* [Supplied information]
━━━━━━━━━━━━━━━━

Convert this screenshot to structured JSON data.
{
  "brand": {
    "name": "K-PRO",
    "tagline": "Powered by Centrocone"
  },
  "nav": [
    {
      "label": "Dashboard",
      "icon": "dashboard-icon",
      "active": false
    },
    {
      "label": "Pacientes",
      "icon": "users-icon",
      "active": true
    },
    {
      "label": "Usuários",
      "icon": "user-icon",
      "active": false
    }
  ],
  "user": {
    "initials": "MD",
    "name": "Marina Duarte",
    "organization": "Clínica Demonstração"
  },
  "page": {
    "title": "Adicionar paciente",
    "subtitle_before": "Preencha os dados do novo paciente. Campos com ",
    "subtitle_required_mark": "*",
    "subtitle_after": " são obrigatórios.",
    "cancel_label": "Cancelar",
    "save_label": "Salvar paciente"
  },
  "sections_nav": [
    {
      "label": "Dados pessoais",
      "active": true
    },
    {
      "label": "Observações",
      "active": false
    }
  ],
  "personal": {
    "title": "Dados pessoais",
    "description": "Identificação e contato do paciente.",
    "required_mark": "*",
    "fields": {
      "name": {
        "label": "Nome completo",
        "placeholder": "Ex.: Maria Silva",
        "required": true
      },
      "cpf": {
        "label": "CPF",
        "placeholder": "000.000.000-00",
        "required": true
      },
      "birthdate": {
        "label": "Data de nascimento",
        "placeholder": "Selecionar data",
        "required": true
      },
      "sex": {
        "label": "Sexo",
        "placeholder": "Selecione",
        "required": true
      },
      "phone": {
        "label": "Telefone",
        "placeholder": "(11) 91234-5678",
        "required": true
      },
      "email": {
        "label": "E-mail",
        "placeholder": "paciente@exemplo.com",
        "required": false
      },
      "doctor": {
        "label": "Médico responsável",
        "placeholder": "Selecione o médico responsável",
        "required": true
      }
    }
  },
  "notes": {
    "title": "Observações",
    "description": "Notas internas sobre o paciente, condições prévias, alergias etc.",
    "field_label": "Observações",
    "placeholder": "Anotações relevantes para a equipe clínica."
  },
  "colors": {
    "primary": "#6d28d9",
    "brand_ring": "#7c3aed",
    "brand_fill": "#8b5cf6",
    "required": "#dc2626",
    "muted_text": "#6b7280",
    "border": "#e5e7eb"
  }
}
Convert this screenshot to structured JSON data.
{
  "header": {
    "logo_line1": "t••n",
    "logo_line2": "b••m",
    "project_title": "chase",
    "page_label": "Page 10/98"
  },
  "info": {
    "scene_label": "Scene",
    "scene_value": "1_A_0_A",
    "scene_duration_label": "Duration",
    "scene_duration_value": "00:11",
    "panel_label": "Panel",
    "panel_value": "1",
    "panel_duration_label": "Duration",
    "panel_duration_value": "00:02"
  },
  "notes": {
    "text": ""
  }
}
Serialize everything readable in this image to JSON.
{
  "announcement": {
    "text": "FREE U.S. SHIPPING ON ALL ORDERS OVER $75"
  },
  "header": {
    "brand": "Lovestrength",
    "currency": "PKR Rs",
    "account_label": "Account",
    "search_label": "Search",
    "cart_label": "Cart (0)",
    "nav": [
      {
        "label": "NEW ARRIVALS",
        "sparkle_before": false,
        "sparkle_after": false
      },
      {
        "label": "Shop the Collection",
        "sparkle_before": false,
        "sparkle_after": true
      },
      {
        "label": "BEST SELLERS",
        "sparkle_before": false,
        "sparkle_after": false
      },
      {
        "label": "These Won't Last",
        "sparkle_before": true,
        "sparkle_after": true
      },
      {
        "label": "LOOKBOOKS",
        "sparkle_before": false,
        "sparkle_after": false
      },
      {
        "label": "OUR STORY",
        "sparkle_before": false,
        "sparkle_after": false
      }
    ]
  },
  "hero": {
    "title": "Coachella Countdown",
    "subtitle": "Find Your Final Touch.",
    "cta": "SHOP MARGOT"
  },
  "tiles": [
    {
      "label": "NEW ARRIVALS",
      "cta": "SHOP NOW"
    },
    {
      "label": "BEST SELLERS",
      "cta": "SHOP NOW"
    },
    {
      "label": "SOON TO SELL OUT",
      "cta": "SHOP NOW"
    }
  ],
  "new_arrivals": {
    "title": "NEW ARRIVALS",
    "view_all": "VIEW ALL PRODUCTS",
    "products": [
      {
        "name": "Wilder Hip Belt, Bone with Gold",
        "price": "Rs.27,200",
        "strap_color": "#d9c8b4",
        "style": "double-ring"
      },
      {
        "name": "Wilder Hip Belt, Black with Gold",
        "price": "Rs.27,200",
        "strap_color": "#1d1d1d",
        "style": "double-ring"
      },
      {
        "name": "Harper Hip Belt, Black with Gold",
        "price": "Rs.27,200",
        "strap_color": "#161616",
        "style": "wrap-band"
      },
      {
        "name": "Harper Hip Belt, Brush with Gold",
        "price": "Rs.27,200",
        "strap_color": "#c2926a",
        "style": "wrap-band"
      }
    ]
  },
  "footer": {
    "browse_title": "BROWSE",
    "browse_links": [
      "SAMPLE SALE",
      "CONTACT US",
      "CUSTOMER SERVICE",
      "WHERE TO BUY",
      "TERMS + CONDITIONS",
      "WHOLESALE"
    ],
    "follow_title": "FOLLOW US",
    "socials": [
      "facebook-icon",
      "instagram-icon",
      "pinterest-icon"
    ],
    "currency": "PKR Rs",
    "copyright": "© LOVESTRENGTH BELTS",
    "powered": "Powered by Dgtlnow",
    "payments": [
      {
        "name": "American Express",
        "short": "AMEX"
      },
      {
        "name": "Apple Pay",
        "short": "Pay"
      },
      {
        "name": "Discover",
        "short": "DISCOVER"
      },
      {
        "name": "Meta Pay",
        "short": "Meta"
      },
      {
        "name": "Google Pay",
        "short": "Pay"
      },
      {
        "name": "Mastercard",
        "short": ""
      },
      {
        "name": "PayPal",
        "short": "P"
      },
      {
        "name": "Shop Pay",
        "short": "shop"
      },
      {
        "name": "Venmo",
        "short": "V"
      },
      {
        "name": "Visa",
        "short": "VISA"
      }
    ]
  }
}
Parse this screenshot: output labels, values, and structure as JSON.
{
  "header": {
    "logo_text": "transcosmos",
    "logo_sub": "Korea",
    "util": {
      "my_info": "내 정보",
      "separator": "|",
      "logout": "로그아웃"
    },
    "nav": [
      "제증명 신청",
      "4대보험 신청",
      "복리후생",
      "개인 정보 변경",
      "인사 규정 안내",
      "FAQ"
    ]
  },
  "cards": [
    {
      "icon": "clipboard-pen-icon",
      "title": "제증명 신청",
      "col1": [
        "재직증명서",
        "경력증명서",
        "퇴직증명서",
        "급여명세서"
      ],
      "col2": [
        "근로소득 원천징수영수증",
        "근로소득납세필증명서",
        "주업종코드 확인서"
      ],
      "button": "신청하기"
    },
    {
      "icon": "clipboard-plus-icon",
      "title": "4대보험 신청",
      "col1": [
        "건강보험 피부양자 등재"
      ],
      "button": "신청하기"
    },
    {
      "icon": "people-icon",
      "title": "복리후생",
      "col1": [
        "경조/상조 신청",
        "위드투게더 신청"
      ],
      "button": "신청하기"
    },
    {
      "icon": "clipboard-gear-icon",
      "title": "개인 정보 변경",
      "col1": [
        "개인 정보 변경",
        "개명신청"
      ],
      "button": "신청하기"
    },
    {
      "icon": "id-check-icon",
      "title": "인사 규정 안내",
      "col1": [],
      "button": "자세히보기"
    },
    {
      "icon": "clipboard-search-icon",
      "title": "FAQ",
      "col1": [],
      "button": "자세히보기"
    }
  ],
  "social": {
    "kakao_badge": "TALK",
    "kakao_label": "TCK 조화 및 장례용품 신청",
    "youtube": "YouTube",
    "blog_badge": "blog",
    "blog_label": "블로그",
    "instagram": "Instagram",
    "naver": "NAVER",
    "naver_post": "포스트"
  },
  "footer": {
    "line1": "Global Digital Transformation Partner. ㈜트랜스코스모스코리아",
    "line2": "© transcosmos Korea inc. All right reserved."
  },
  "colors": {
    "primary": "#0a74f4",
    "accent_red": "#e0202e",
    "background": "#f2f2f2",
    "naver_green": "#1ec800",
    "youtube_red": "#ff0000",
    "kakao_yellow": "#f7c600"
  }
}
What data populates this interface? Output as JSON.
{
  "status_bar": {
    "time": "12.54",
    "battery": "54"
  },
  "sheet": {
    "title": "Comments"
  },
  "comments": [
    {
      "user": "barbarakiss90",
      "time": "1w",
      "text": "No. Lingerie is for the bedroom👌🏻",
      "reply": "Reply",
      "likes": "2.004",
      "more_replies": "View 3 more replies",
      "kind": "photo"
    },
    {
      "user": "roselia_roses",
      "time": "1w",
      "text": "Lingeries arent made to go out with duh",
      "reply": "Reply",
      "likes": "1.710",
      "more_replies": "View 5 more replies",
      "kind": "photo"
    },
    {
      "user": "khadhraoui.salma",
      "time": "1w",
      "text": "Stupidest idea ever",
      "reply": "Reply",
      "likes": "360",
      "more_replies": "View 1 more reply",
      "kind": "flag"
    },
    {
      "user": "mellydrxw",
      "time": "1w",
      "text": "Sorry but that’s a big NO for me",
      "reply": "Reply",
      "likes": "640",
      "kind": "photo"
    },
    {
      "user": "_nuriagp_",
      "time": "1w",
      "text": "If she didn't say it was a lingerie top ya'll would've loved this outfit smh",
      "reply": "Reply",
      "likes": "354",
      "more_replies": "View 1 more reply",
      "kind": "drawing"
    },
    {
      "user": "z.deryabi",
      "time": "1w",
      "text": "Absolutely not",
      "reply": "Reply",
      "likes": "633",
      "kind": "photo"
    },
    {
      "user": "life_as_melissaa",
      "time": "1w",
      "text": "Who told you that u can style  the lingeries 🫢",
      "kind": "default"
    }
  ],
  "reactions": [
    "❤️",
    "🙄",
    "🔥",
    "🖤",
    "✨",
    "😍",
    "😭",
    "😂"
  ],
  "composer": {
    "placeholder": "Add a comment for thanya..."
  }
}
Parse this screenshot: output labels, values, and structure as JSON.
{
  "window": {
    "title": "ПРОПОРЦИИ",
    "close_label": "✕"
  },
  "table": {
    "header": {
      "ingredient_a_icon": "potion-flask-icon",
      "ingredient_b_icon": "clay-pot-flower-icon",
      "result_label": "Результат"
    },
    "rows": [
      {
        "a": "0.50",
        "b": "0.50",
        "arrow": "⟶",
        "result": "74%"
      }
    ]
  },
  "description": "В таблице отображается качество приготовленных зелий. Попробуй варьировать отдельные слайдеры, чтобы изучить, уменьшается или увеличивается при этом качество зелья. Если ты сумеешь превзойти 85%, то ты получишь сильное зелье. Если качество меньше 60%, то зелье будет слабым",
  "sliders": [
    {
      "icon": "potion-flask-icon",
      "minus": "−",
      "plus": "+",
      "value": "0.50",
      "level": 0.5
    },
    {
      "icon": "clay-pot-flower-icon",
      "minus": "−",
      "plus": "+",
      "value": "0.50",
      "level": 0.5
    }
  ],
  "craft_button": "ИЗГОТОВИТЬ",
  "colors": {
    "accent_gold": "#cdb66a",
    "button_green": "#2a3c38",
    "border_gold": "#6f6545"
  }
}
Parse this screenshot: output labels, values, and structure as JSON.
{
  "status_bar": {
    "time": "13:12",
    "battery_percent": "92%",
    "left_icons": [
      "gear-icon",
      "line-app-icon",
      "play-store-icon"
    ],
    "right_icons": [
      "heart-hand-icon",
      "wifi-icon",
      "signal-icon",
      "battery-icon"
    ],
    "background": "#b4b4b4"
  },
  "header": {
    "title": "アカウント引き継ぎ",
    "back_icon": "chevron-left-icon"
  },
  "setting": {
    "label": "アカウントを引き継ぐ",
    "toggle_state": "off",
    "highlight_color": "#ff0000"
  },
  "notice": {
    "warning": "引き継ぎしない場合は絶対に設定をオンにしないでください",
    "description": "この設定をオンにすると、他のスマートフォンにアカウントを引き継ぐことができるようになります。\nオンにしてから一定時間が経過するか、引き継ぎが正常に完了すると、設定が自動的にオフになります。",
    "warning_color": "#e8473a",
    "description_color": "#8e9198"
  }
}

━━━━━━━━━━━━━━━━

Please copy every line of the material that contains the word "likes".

* [Your response]
      "likes": "2.004",
      "likes": "1.710",
      "likes": "360",
      "likes": "640",
      "likes": "354",
      "likes": "633",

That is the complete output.